« Reply #7 on: September 25, 2018, 10:37:44 PM »
>I feel like they prey on people who do not know how to read the numbers or do not have independent ways to verify sales or something. Or busy people who think they can trust their ad agency.

I think a lot of it is just ignorance. People have no idea what they are doing, and more importantly what they should be doing. I have a client we just picked up that has been using a YP-ish agency for 15 years. They are still on page 5. I saw another proposal they received that said location didn't matter for local, and their location landers would just be built as 350 word blog posts with a stock photo each. Big money for this nonsense.

"Every damn digital marketing agency you will ever come across, from Bangladesh to Bolivia, will use the following buzzwords “tech savvy,” “creativity,” “innovation,” “social media guru,” “passionate,” “data-driven creatives,” “deep insight,” “story-telling,” “big ideas,” and so on."
*Every damn incompetent agency.

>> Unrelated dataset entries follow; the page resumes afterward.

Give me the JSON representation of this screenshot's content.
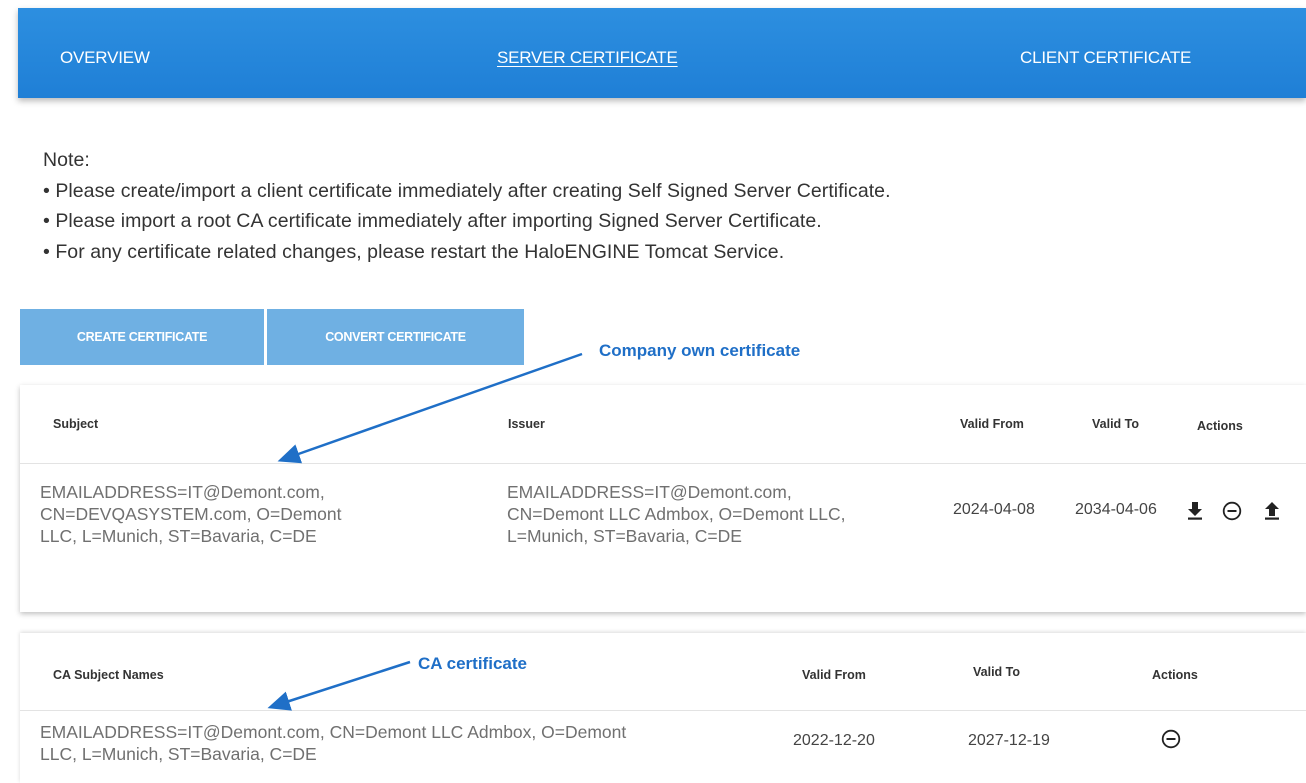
{
  "tabs": {
    "overview": "OVERVIEW",
    "server_certificate": "SERVER CERTIFICATE",
    "client_certificate": "CLIENT CERTIFICATE"
  },
  "note": {
    "title": "Note:",
    "items": [
      "• Please create/import a client certificate immediately after creating Self Signed Server Certificate.",
      "• Please import a root CA certificate immediately after importing Signed Server Certificate.",
      "• For any certificate related changes, please restart the HaloENGINE Tomcat Service."
    ]
  },
  "buttons": {
    "create": "CREATE CERTIFICATE",
    "convert": "CONVERT CERTIFICATE"
  },
  "annotations": {
    "company": "Company own certificate",
    "ca": "CA certificate"
  },
  "server_table": {
    "headers": {
      "subject": "Subject",
      "issuer": "Issuer",
      "valid_from": "Valid From",
      "valid_to": "Valid To",
      "actions": "Actions"
    },
    "rows": [
      {
        "subject_lines": [
          "EMAILADDRESS=IT@Demont.com,",
          "CN=DEVQASYSTEM.com, O=Demont",
          "LLC, L=Munich, ST=Bavaria, C=DE"
        ],
        "issuer_lines": [
          "EMAILADDRESS=IT@Demont.com,",
          "CN=Demont LLC Admbox, O=Demont LLC,",
          "L=Munich, ST=Bavaria, C=DE"
        ],
        "valid_from": "2024-04-08",
        "valid_to": "2034-04-06",
        "action_icons": [
          "download-icon",
          "remove-circle-icon",
          "upload-icon"
        ]
      }
    ]
  },
  "ca_table": {
    "headers": {
      "subject": "CA Subject Names",
      "valid_from": "Valid From",
      "valid_to": "Valid To",
      "actions": "Actions"
    },
    "rows": [
      {
        "subject_lines": [
          "EMAILADDRESS=IT@Demont.com, CN=Demont LLC Admbox, O=Demont",
          "LLC, L=Munich, ST=Bavaria, C=DE"
        ],
        "valid_from": "2022-12-20",
        "valid_to": "2027-12-19",
        "action_icons": [
          "remove-circle-icon"
        ]
      }
    ]
  },
  "colors": {
    "nav": "#1f7fd6",
    "button": "#6fb0e3",
    "annotation": "#1f6fc7"
  }
}
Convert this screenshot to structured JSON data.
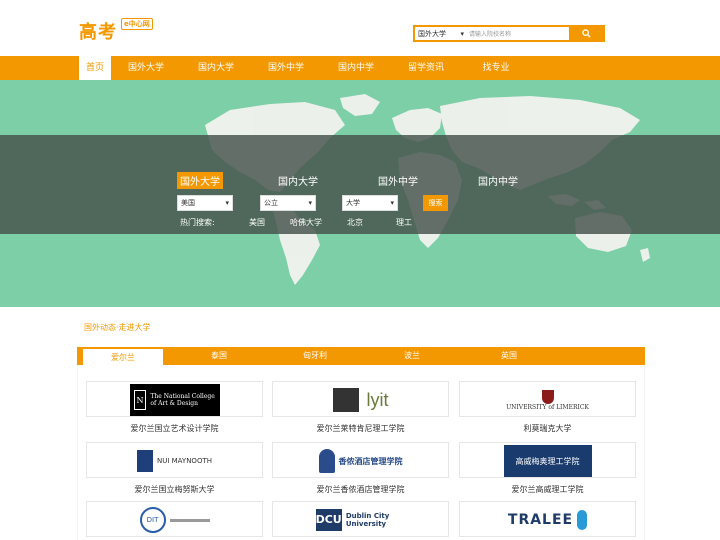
{
  "logo": {
    "main": "高考",
    "sub": "e中心网"
  },
  "search": {
    "select_value": "国外大学",
    "placeholder": "请输入院校名称",
    "button_icon": "search-icon"
  },
  "nav": {
    "items": [
      "首页",
      "国外大学",
      "国内大学",
      "国外中学",
      "国内中学",
      "留学资讯",
      "找专业"
    ],
    "active": "首页"
  },
  "banner": {
    "tabs": [
      "国外大学",
      "国内大学",
      "国外中学",
      "国内中学"
    ],
    "active_tab": "国外大学",
    "selects": [
      "美国",
      "公立",
      "大学"
    ],
    "search_button": "搜索",
    "hot_label": "热门搜索:",
    "hot_items": [
      "美国",
      "哈佛大学",
      "北京",
      "理工"
    ]
  },
  "section": {
    "title": "国外动态·走进大学",
    "tabs": [
      "爱尔兰",
      "泰国",
      "匈牙利",
      "波兰",
      "英国"
    ],
    "active_tab": "爱尔兰",
    "universities": [
      {
        "name": "爱尔兰国立艺术设计学院",
        "logo_text": "The National College of Art & Design"
      },
      {
        "name": "爱尔兰莱特肯尼理工学院",
        "logo_text": "lyit"
      },
      {
        "name": "利莫瑞克大学",
        "logo_text": "UNIVERSITY of LIMERICK"
      },
      {
        "name": "爱尔兰国立梅努斯大学",
        "logo_text": "NUI MAYNOOTH"
      },
      {
        "name": "爱尔兰香侬酒店管理学院",
        "logo_text": "香侬酒店管理学院"
      },
      {
        "name": "爱尔兰高威理工学院",
        "logo_text": "高威梅奥理工学院"
      },
      {
        "name": "",
        "logo_text": "DIT"
      },
      {
        "name": "",
        "logo_text": "Dublin City University"
      },
      {
        "name": "",
        "logo_text": "TRALEE"
      }
    ]
  },
  "colors": {
    "accent": "#f39800",
    "banner": "#7dcfa8",
    "band": "#4b5550"
  }
}
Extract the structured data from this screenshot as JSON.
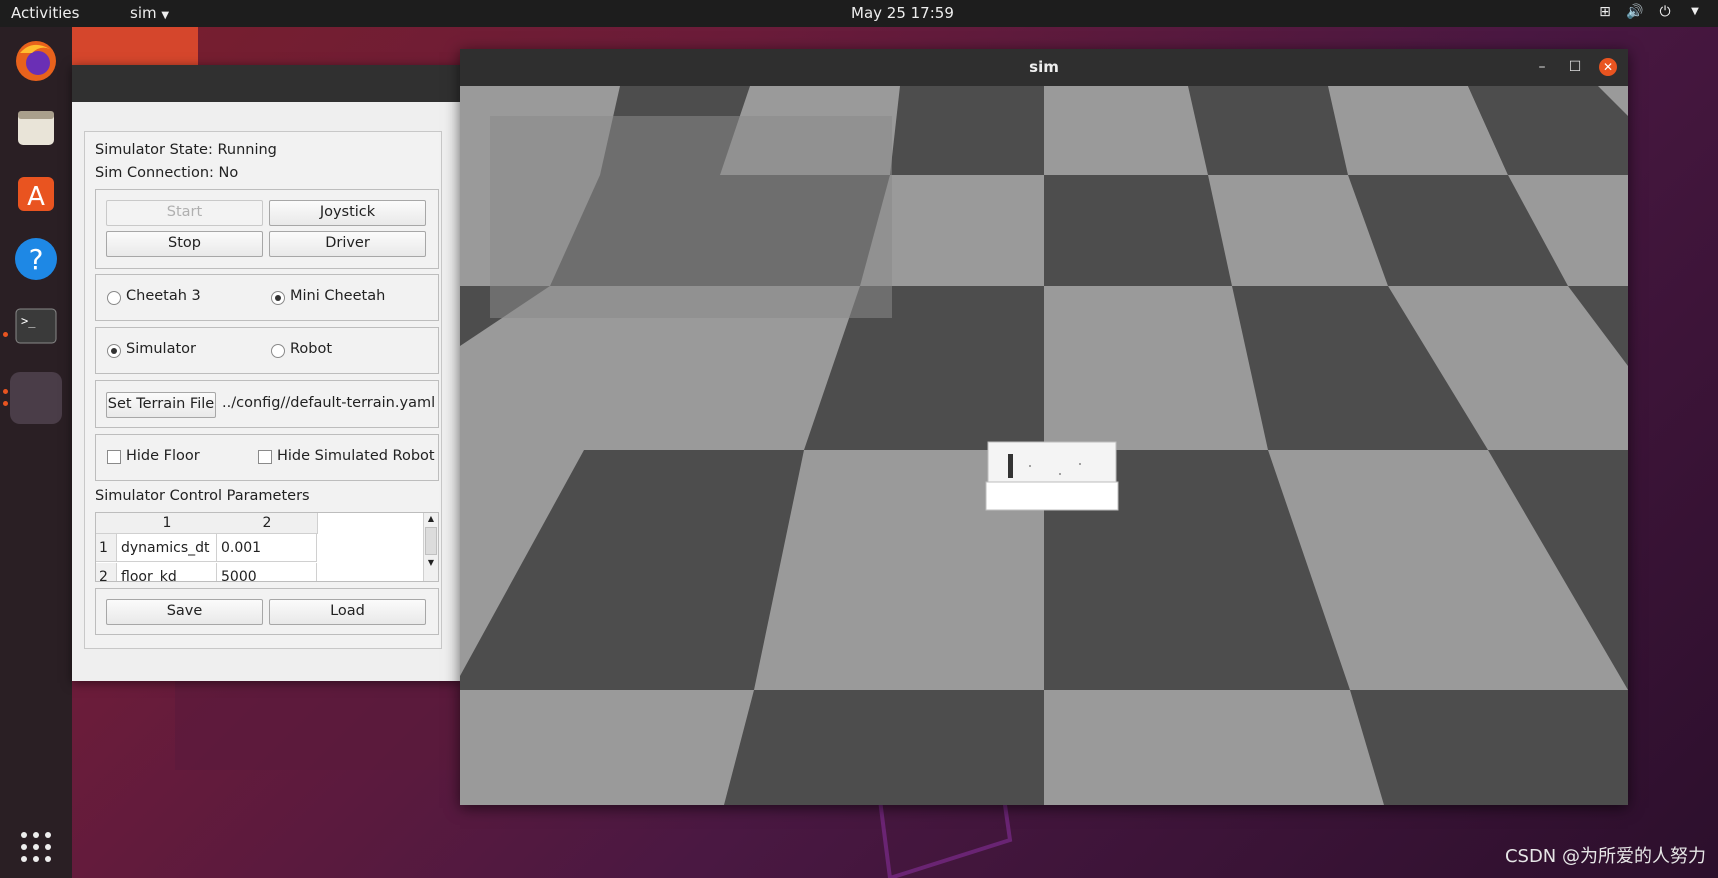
{
  "topbar": {
    "activities": "Activities",
    "app_menu": "sim",
    "clock": "May 25  17:59"
  },
  "dock": {
    "items": [
      "firefox-icon",
      "files-icon",
      "software-icon",
      "help-icon",
      "terminal-icon",
      "sim-app-icon",
      "show-apps-icon"
    ]
  },
  "panel": {
    "simulator_state": "Simulator State: Running",
    "sim_connection": "Sim Connection: No",
    "buttons": {
      "start": "Start",
      "joystick": "Joystick",
      "stop": "Stop",
      "driver": "Driver",
      "set_terrain": "Set Terrain File",
      "save": "Save",
      "load": "Load"
    },
    "robot_type": {
      "option1": "Cheetah 3",
      "option2": "Mini Cheetah",
      "selected": "Mini Cheetah"
    },
    "mode": {
      "option1": "Simulator",
      "option2": "Robot",
      "selected": "Simulator"
    },
    "terrain_file": "../config//default-terrain.yaml",
    "hide_floor": "Hide Floor",
    "hide_robot": "Hide Simulated Robot",
    "params_title": "Simulator Control Parameters",
    "table": {
      "headers": [
        "1",
        "2"
      ],
      "rows": [
        {
          "index": "1",
          "name": "dynamics_dt",
          "value": "0.001"
        },
        {
          "index": "2",
          "name": "floor_kd",
          "value": "5000"
        }
      ]
    }
  },
  "sim_window": {
    "title": "sim",
    "floor_colors": {
      "light": "#9a9a9a",
      "dark": "#4d4d4d"
    }
  },
  "watermark": "CSDN @为所爱的人努力"
}
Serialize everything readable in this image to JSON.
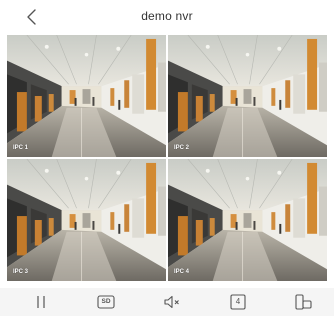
{
  "header": {
    "title": "demo nvr",
    "back_icon": "chevron-left-icon"
  },
  "cameras": [
    {
      "label": "IPC 1"
    },
    {
      "label": "IPC 2"
    },
    {
      "label": "IPC 3"
    },
    {
      "label": "IPC 4"
    }
  ],
  "toolbar": {
    "pause_icon": "pause-icon",
    "quality_label": "SD",
    "mute_icon": "speaker-muted-icon",
    "split_count": "4",
    "rotate_icon": "rotate-screen-icon"
  },
  "colors": {
    "toolbar_bg": "#f5f5f5",
    "icon": "#555555",
    "title": "#333333"
  }
}
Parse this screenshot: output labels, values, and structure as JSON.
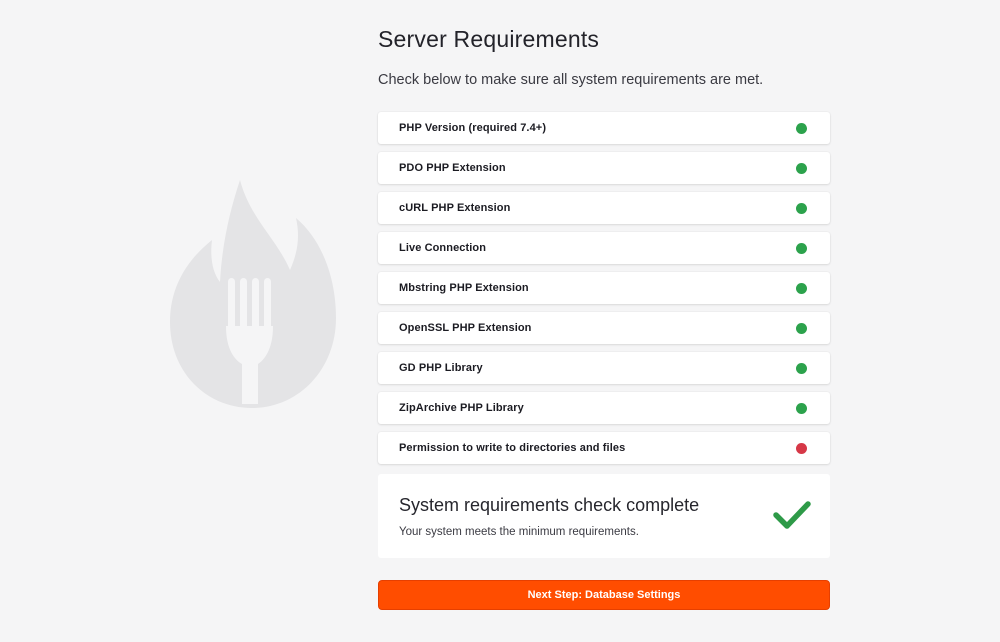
{
  "page": {
    "title": "Server Requirements",
    "subtitle": "Check below to make sure all system requirements are met."
  },
  "requirements": [
    {
      "label": "PHP Version (required 7.4+)",
      "status": "pass"
    },
    {
      "label": "PDO PHP Extension",
      "status": "pass"
    },
    {
      "label": "cURL PHP Extension",
      "status": "pass"
    },
    {
      "label": "Live Connection",
      "status": "pass"
    },
    {
      "label": "Mbstring PHP Extension",
      "status": "pass"
    },
    {
      "label": "OpenSSL PHP Extension",
      "status": "pass"
    },
    {
      "label": "GD PHP Library",
      "status": "pass"
    },
    {
      "label": "ZipArchive PHP Library",
      "status": "pass"
    },
    {
      "label": "Permission to write to directories and files",
      "status": "fail"
    }
  ],
  "summary": {
    "title": "System requirements check complete",
    "text": "Your system meets the minimum requirements.",
    "icon": "checkmark-icon"
  },
  "actions": {
    "next_label": "Next Step: Database Settings"
  },
  "colors": {
    "pass": "#2ca24c",
    "fail": "#d63847",
    "accent": "#ff4d00",
    "check": "#2e9a48",
    "logo": "#e4e4e6"
  },
  "icons": {
    "logo": "flame-fork-logo-icon",
    "status": "status-dot-icon"
  }
}
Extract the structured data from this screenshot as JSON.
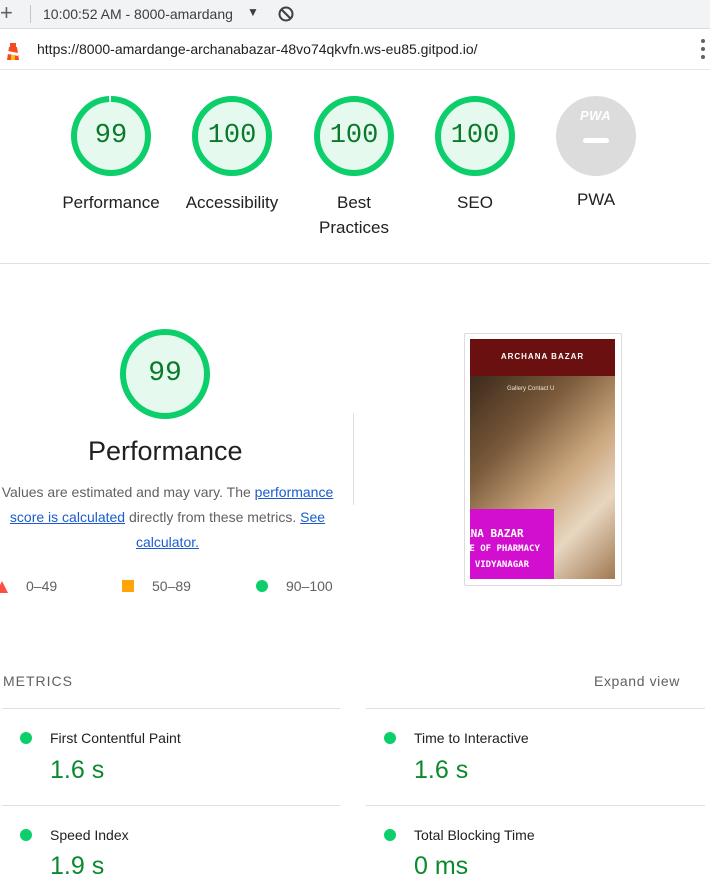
{
  "toolbar": {
    "session": "10:00:52 AM - 8000-amardang",
    "url": "https://8000-amardange-archanabazar-48vo74qkvfn.ws-eu85.gitpod.io/"
  },
  "scores": [
    {
      "value": "99",
      "label_line1": "Performance",
      "label_line2": ""
    },
    {
      "value": "100",
      "label_line1": "Accessibility",
      "label_line2": ""
    },
    {
      "value": "100",
      "label_line1": "Best",
      "label_line2": "Practices"
    },
    {
      "value": "100",
      "label_line1": "SEO",
      "label_line2": ""
    }
  ],
  "pwa": {
    "badge": "PWA",
    "label": "PWA"
  },
  "performance": {
    "score": "99",
    "score_fraction": 0.99,
    "title": "Performance",
    "desc_prefix": "Values are estimated and may vary. The ",
    "desc_link": "performance score is calculated",
    "desc_middle": " directly from these metrics. ",
    "desc_link2": "See calculator."
  },
  "legend": {
    "fail": "0–49",
    "average": "50–89",
    "pass": "90–100"
  },
  "thumbnail": {
    "brand": "ARCHANA BAZAR",
    "nav": "Gallery  Contact U",
    "line1": "ANA BAZAR",
    "line2": "TE OF PHARMACY",
    "line3": "E VIDYANAGAR"
  },
  "metrics": {
    "title": "METRICS",
    "expand": "Expand view",
    "items": [
      {
        "label": "First Contentful Paint",
        "value": "1.6 s"
      },
      {
        "label": "Time to Interactive",
        "value": "1.6 s"
      },
      {
        "label": "Speed Index",
        "value": "1.9 s"
      },
      {
        "label": "Total Blocking Time",
        "value": "0 ms"
      }
    ]
  },
  "colors": {
    "pass": "#0cce6b",
    "average": "#ffa400",
    "fail": "#ff4e42",
    "link": "#1a5ccf"
  }
}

We have but one guy who is allowed to say the word "guru" in our building, he brought us 3 clients just this year.